“The standards are pretty clear about what is and isn’t fit to travel, but if a producer has an issue with interpreting those standards using the tools that are available, then seeking some guidance from a vet makes sense. It’s a path we may have to go down more frequently, because at the end of the day it is all about chain of responsibility,” Mr Hall said.
“If any producer wants reassurance that they are making the right judgement, I can only recommend that they consult with a vet.”
Experienced Queensland livestock transporter John Lethbridge, from Hughenden, focused on moderating stress and preparation of livestock before loading during his presentation.
“In my experience, the decisions about fitness to load based on physical aspects like injury or sickness are reasonably straightforward. By far the biggest problem we have from a transporters perspective is the preparation of the animals for transport, where producers simply haven’t allowed enough time to prepare them properly,” he said.
“Not allowing enough time to prepare not only compromises a thorough inspection of the animals that might be physically doubtful, but adds additional stress to animals through allowing time for them to settle down – and the cattle can suffer during transit because of that.

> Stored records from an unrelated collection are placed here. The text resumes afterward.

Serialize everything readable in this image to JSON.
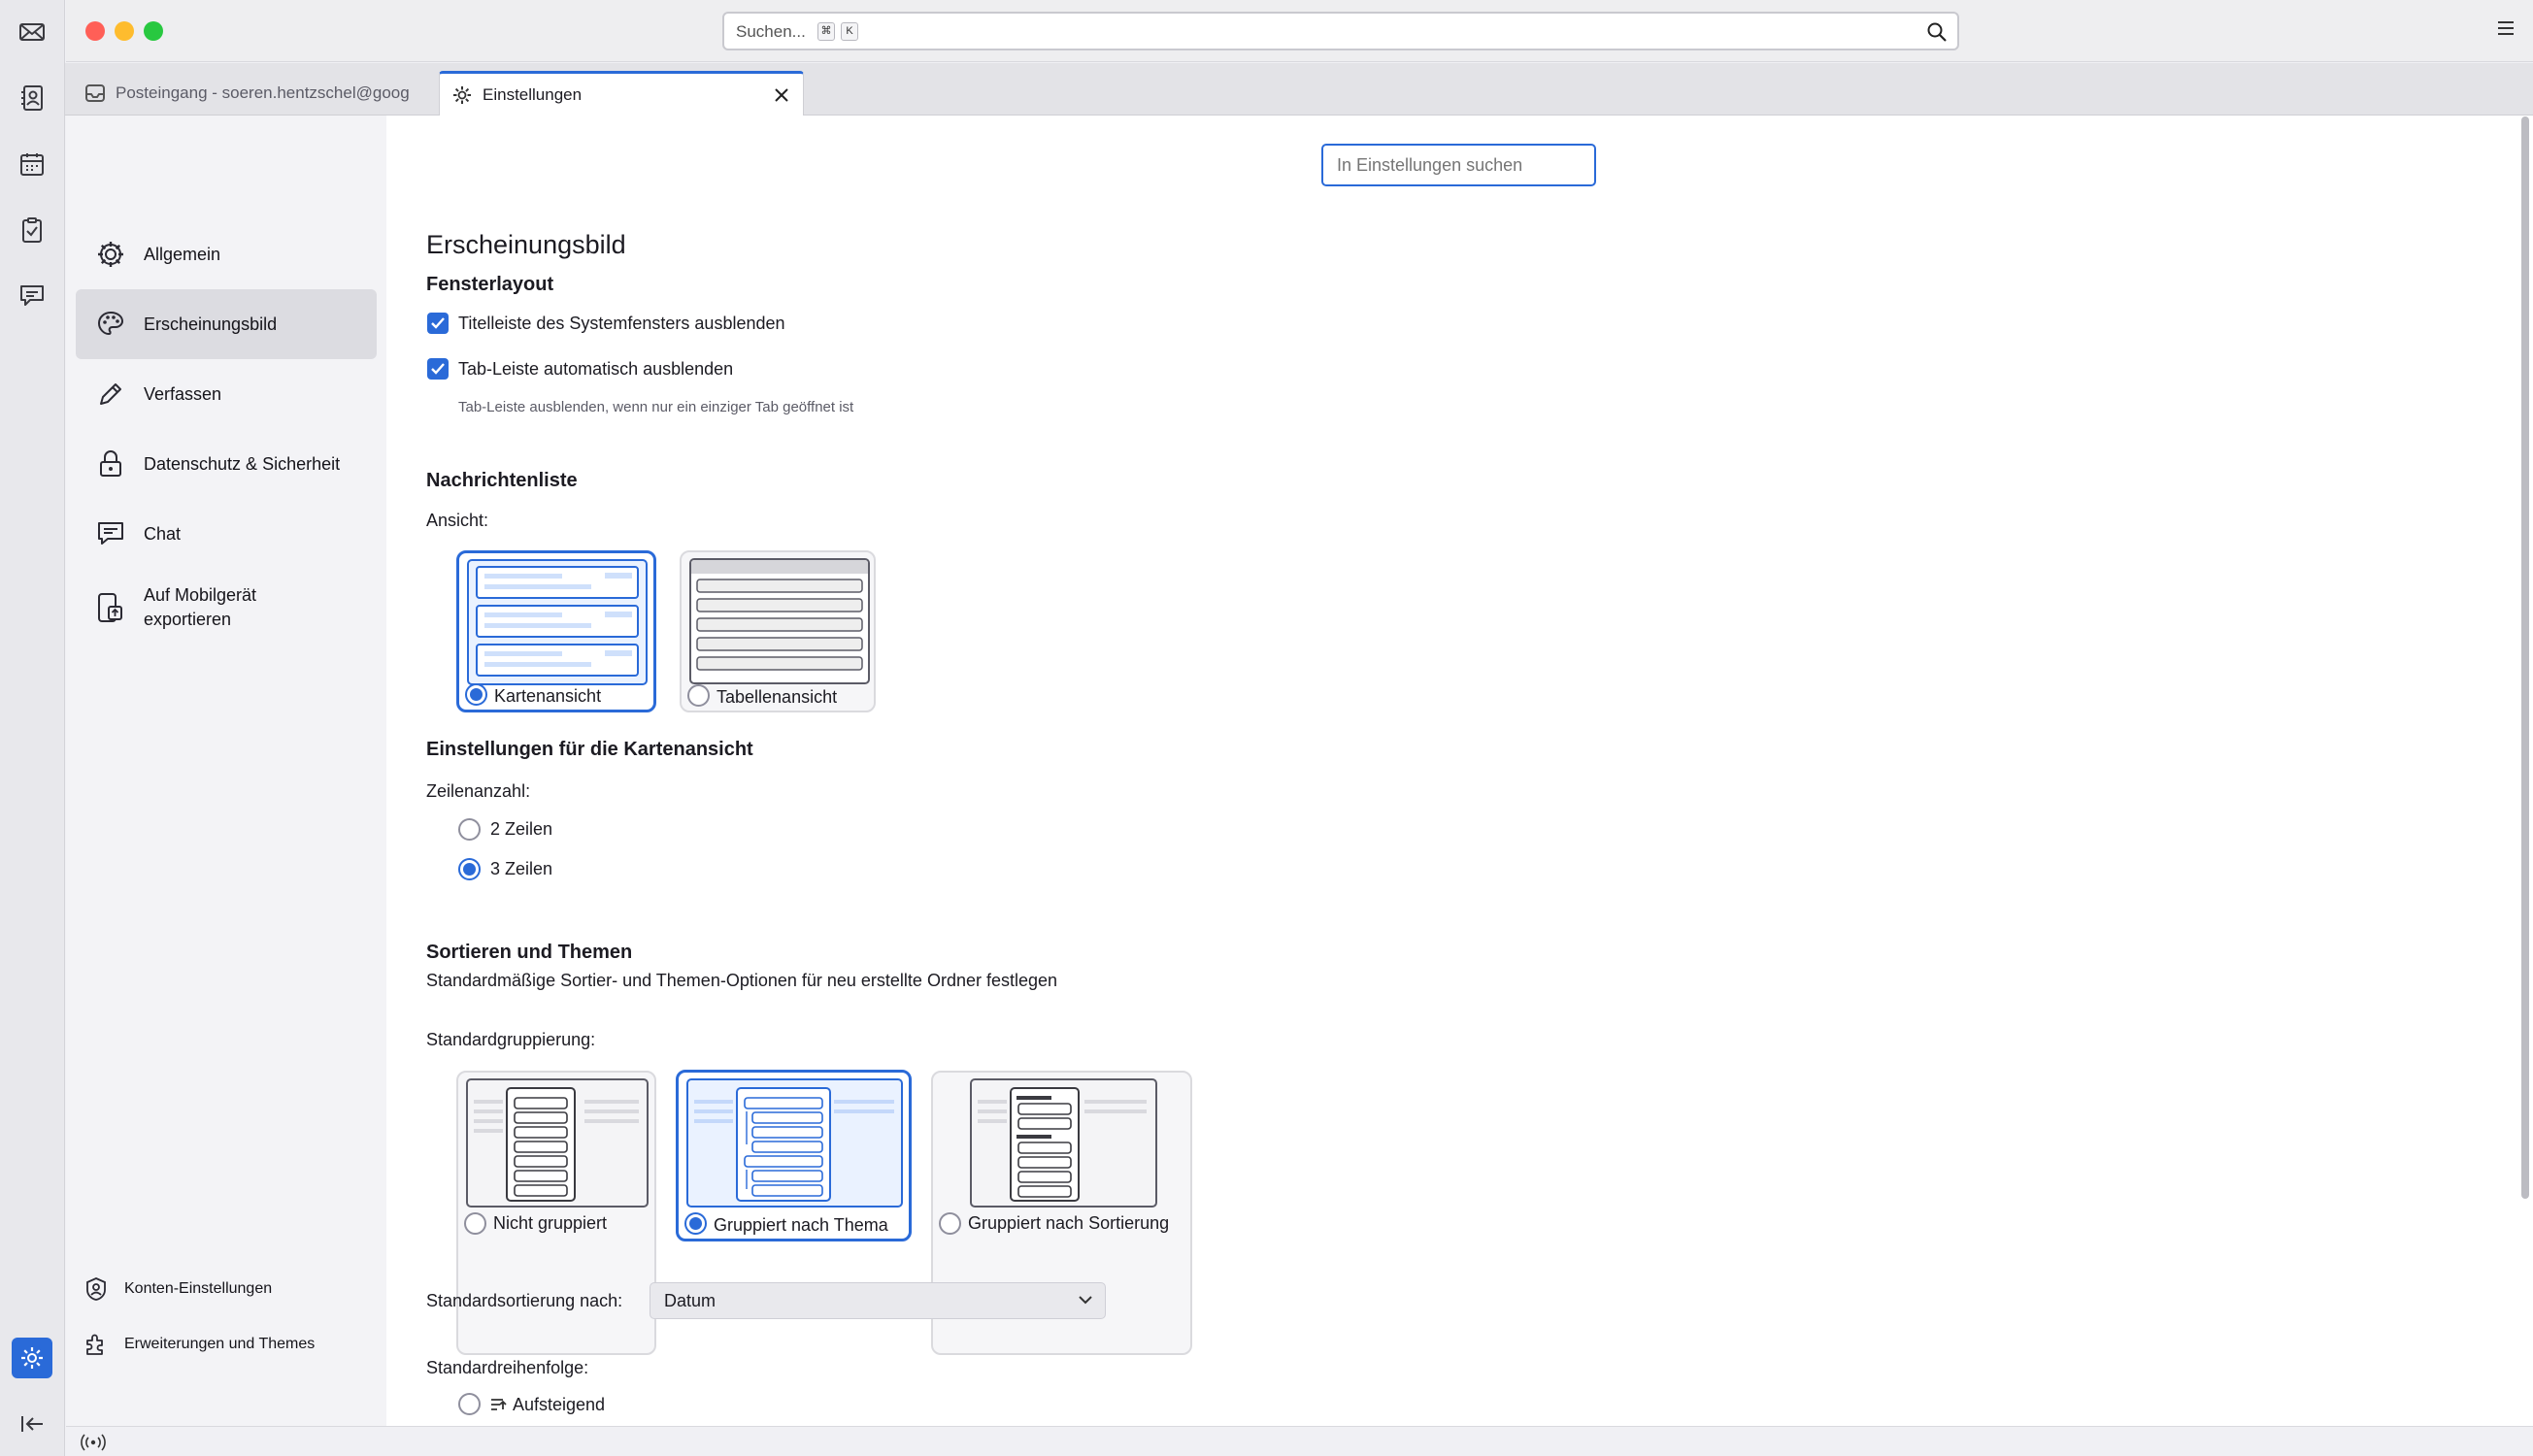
{
  "titlebar": {
    "search_placeholder": "Suchen...",
    "shortcut_keys": [
      "⌘",
      "K"
    ],
    "colors": {
      "close": "#ff5f57",
      "minimize": "#febc2e",
      "maximize": "#28c840"
    }
  },
  "tabs": [
    {
      "label": "Posteingang - soeren.hentzschel@goog",
      "icon": "inbox-icon"
    },
    {
      "label": "Einstellungen",
      "icon": "gear-icon"
    }
  ],
  "settings_search": {
    "placeholder": "In Einstellungen suchen"
  },
  "sidebar": {
    "items": [
      {
        "label": "Allgemein",
        "icon": "gear-icon"
      },
      {
        "label": "Erscheinungsbild",
        "icon": "palette-icon",
        "selected": true
      },
      {
        "label": "Verfassen",
        "icon": "pencil-icon"
      },
      {
        "label": "Datenschutz & Sicherheit",
        "icon": "lock-icon"
      },
      {
        "label": "Chat",
        "icon": "chat-icon"
      },
      {
        "label_line1": "Auf Mobilgerät",
        "label_line2": "exportieren",
        "icon": "mobile-export-icon"
      }
    ],
    "bottom": [
      {
        "label": "Konten-Einstellungen",
        "icon": "account-icon"
      },
      {
        "label": "Erweiterungen und Themes",
        "icon": "puzzle-icon"
      }
    ]
  },
  "content": {
    "page_title": "Erscheinungsbild",
    "window_layout": {
      "heading": "Fensterlayout",
      "hide_titlebar": {
        "label": "Titelleiste des Systemfensters ausblenden",
        "checked": true
      },
      "autohide_tabbar": {
        "label": "Tab-Leiste automatisch ausblenden",
        "checked": true
      },
      "autohide_hint": "Tab-Leiste ausblenden, wenn nur ein einziger Tab geöffnet ist"
    },
    "message_list": {
      "heading": "Nachrichtenliste",
      "view_label": "Ansicht:",
      "views": [
        {
          "label": "Kartenansicht",
          "selected": true
        },
        {
          "label": "Tabellenansicht",
          "selected": false
        }
      ]
    },
    "card_settings": {
      "heading": "Einstellungen für die Kartenansicht",
      "rows_label": "Zeilenanzahl:",
      "options": [
        {
          "label": "2 Zeilen",
          "selected": false
        },
        {
          "label": "3 Zeilen",
          "selected": true
        }
      ]
    },
    "sorting": {
      "heading": "Sortieren und Themen",
      "description": "Standardmäßige Sortier- und Themen-Optionen für neu erstellte Ordner festlegen",
      "grouping_label": "Standardgruppierung:",
      "groupings": [
        {
          "label": "Nicht gruppiert",
          "selected": false
        },
        {
          "label": "Gruppiert nach Thema",
          "selected": true
        },
        {
          "label": "Gruppiert nach Sortierung",
          "selected": false
        }
      ],
      "sort_by_label": "Standardsortierung nach:",
      "sort_by_value": "Datum",
      "order_label": "Standardreihenfolge:",
      "order_option": {
        "label": "Aufsteigend",
        "selected": false
      }
    }
  },
  "accent_color": "#2a6ad8"
}
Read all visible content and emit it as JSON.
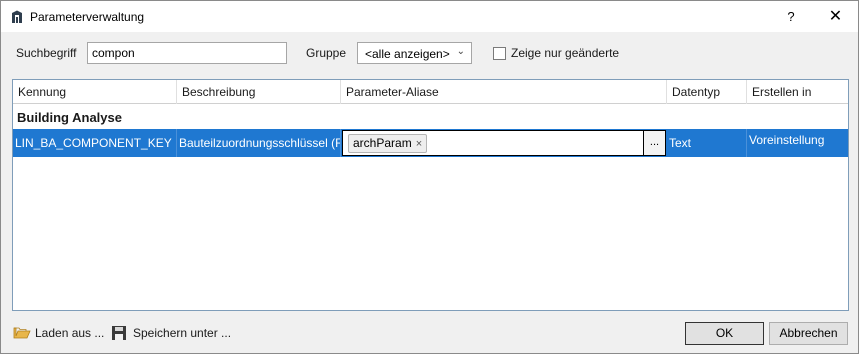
{
  "window": {
    "title": "Parameterverwaltung",
    "help_label": "?",
    "close_label": "✕"
  },
  "filters": {
    "search_label": "Suchbegriff",
    "search_value": "compon",
    "group_label": "Gruppe",
    "group_value": "<alle anzeigen>",
    "changed_only_label": "Zeige nur geänderte",
    "changed_only_checked": false
  },
  "table": {
    "columns": [
      "Kennung",
      "Beschreibung",
      "Parameter-Aliase",
      "Datentyp",
      "Erstellen in"
    ],
    "groups": [
      {
        "name": "Building Analyse",
        "rows": [
          {
            "id": "LIN_BA_COMPONENT_KEY",
            "description": "Bauteilzuordnungsschlüssel (R",
            "aliases": [
              "archParam"
            ],
            "alias_remove": "×",
            "alias_edit": "...",
            "datatype": "Text",
            "create_in": "Voreinstellung",
            "selected": true
          }
        ]
      }
    ]
  },
  "footer": {
    "load_label": "Laden aus ...",
    "save_label": "Speichern unter ...",
    "ok_label": "OK",
    "cancel_label": "Abbrechen"
  },
  "colors": {
    "selection": "#1f78d1",
    "dialog_bg": "#f0f0f0",
    "folder": "#e8b64a"
  }
}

The real issues arise where preparation has not been done properly, pre-shipment.”
Below are some resources producers can use when considering fitness to load of livestock before transport:
- Cattle Council of Australia’s combined domestic and live export Fit to Load and Fit to Export guide
- MLA’s original Is it fit to Load? guide
- Australian Animal Welfare Standards and Guidelines for livestock at saleyards and depots
- Australian Animal Welfare Standards and Guidelines for livestock land transport
- MLA Fit to Load video
Click this link to access a recording of Friday’s Fit to Load webinar.